Assisted Dying Bill: 'I want control of my life'

This week the Assisted Dying Bill is debated in the Lords. Virginia Ironside, who has already made plans for her own self-deliverance, argues that it's time we allowed people a humane, compassionate death
Move over, kale - cabbage is the new rising star

Cabbage is king again

Sophie Morris banishes thoughts of soggy school dinners and turns over a new leaf
11 best winter skin treats

Give your moisturiser a helping hand: 11 best winter skin treats

Get an extra boost of nourishment from one of these hard-working products
Paul Scholes column: The more Jose Mourinho attempts to influence match officials, the more they are likely to ignore him

Paul Scholes column

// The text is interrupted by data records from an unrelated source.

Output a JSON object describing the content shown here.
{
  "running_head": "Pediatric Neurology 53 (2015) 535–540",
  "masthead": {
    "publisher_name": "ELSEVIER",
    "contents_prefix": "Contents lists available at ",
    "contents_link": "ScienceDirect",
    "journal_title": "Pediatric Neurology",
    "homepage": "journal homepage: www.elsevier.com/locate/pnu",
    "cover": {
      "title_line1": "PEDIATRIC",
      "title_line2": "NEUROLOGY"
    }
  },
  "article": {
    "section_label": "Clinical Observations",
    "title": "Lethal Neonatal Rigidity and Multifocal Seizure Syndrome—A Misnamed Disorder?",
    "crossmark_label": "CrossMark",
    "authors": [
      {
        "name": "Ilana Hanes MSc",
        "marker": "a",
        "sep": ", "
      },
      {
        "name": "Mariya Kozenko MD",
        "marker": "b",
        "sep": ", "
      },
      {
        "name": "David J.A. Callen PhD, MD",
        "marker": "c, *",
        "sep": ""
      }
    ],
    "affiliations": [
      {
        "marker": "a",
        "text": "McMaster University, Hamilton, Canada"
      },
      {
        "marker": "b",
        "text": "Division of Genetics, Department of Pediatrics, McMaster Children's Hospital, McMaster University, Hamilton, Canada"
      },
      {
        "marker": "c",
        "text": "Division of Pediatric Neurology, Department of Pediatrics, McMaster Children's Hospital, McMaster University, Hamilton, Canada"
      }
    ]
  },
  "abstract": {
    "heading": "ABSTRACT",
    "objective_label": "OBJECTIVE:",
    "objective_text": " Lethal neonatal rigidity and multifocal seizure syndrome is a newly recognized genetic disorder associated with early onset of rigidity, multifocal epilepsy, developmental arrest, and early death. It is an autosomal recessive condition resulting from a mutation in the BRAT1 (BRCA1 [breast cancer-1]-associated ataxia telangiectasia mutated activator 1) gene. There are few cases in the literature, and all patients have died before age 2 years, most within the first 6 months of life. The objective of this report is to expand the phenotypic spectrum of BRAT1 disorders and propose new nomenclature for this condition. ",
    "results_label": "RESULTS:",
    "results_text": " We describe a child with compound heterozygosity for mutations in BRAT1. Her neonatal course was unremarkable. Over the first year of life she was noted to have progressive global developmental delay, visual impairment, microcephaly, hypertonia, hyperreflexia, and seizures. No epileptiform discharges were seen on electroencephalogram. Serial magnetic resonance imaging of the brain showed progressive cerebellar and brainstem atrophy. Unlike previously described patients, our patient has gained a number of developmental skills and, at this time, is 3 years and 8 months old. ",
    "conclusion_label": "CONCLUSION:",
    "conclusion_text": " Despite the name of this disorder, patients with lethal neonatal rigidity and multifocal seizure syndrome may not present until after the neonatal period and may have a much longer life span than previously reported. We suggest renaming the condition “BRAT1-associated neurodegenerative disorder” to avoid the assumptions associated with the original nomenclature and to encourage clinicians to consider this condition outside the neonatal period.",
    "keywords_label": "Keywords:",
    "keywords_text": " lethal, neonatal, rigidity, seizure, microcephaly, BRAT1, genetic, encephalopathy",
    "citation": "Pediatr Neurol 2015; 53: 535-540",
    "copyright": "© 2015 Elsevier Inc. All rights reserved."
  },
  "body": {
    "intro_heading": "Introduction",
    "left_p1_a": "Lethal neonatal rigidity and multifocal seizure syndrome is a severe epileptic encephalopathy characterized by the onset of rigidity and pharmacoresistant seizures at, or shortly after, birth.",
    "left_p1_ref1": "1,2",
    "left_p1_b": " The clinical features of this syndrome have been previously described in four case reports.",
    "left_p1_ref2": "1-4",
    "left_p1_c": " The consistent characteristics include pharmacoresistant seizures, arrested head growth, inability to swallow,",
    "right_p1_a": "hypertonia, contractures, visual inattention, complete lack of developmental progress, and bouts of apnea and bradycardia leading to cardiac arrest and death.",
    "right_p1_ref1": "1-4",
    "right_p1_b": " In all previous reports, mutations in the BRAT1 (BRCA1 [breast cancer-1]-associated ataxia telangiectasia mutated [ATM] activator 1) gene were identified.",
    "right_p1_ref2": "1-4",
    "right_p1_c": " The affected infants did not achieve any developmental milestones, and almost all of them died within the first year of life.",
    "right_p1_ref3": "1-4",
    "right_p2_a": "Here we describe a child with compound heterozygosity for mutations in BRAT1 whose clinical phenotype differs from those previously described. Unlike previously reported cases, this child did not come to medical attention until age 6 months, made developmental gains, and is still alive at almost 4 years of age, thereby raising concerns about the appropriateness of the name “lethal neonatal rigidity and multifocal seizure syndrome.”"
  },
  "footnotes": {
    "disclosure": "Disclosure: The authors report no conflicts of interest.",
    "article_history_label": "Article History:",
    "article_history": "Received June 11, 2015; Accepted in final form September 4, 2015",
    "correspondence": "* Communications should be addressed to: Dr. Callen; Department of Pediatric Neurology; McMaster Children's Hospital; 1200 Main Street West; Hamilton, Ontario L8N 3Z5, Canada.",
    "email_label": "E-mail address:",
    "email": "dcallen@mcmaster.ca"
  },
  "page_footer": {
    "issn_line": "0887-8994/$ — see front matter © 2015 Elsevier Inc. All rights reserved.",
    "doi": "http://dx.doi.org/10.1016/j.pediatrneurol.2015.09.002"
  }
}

The more Jose Mourinho attempts to influence match officials, the more they are likely to ignore him
Frank Warren column: No cigar, but pots of money: here come the Cubans

Frank Warren's Ringside

No cigar, but pots of money: here come the Cubans
Isis hostage crisis: Militant group stands strong as its numerous enemies fail to find a common plan to defeat it

Isis stands strong as its numerous enemies fail to find a common plan to defeat it

The jihadis are being squeezed militarily and economically, but there is no sign of an implosion, says Patrick Cockburn
Virtual reality thrusts viewers into the frontline of global events - and puts film-goers at the heart of the action

Virtual reality: Seeing is believing

Virtual reality thrusts viewers into the frontline of global events - and puts film-goers at the heart of the action
Homeless Veterans appeal: MP says Coalition ‘not doing enough’

Homeless Veterans appeal

MP says Coalition ‘not doing enough’ to help
Larry David, Steve Coogan and other comedians share stories of depression in new documentary

Comedians share stories of depression

The director of the new documentary, Kevin Pollak, tells Jessica Barrett how he got them to talk
Has The Archers lost the plot with it's spicy storylines?

Has The Archers lost the plot?

A growing number of listeners are voicing their discontent over the rural soap's spicy storylines; so loudly that even the BBC's director-general seems worried, says Simon Kelner
English Heritage adds 14 post-war office buildings to its protected lists

14 office buildings added to protected lists

Christopher Beanland explores the underrated appeal of these palaces of pen-pushing
Human skull discovery in Israel proves humans lived side-by-side with Neanderthals

Human skull discovery in Israel proves humans lived side-by-side with Neanderthals

Scientists unearthed the cranial fragments from Manot Cave in West Galilee